### [What is being asked]
List each line of the data in which the string "High" appears.
┄┄┄┄┄┄┄┄┄┄
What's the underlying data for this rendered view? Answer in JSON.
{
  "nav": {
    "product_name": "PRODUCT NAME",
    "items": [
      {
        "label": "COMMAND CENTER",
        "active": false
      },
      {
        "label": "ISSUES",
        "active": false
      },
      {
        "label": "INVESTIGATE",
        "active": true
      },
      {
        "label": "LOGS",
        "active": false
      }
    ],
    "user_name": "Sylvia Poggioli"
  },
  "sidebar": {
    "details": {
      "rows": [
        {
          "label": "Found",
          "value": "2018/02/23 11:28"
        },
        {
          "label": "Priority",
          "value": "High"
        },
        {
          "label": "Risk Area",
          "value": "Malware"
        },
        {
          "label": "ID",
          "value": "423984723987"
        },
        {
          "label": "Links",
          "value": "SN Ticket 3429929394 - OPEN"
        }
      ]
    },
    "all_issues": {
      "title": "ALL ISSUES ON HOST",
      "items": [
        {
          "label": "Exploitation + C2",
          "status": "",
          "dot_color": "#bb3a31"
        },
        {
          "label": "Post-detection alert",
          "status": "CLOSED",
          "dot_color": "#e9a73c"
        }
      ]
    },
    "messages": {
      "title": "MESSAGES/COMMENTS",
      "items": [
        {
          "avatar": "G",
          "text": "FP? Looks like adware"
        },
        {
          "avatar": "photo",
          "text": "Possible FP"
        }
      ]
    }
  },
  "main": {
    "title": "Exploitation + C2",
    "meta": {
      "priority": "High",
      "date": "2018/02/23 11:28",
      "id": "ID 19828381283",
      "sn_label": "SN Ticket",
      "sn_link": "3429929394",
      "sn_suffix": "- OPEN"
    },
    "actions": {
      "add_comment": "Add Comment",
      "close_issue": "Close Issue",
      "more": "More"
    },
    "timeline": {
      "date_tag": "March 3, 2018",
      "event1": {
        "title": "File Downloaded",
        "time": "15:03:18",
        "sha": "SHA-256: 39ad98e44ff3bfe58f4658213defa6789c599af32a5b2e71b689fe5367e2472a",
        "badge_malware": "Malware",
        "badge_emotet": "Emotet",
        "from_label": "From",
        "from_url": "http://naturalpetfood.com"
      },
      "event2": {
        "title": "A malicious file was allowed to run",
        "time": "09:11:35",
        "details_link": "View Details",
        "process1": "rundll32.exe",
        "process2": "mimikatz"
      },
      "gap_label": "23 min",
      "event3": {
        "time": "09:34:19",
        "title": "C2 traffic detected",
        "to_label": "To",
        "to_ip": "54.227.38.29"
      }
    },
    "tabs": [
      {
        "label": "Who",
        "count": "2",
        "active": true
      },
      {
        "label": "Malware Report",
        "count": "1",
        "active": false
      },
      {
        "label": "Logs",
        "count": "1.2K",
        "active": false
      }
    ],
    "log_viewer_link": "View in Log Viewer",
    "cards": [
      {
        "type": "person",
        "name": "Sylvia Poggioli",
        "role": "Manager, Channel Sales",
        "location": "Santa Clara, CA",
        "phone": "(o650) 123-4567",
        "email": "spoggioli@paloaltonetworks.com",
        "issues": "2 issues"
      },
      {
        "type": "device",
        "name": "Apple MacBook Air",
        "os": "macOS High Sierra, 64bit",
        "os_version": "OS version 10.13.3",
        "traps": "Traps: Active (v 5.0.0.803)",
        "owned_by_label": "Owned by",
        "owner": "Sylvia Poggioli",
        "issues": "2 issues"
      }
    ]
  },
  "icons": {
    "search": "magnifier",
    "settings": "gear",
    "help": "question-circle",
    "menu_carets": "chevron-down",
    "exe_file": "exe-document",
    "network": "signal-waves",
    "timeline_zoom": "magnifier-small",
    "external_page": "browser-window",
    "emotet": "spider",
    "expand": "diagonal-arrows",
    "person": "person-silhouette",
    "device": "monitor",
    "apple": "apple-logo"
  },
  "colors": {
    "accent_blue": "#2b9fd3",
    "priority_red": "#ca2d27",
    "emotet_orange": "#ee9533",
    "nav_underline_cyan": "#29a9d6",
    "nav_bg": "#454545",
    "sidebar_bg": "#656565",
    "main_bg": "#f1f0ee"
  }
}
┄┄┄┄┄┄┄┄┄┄
### [Problem solution]
          "value": "High"
      "priority": "High",
        "os": "macOS High Sierra, 64bit",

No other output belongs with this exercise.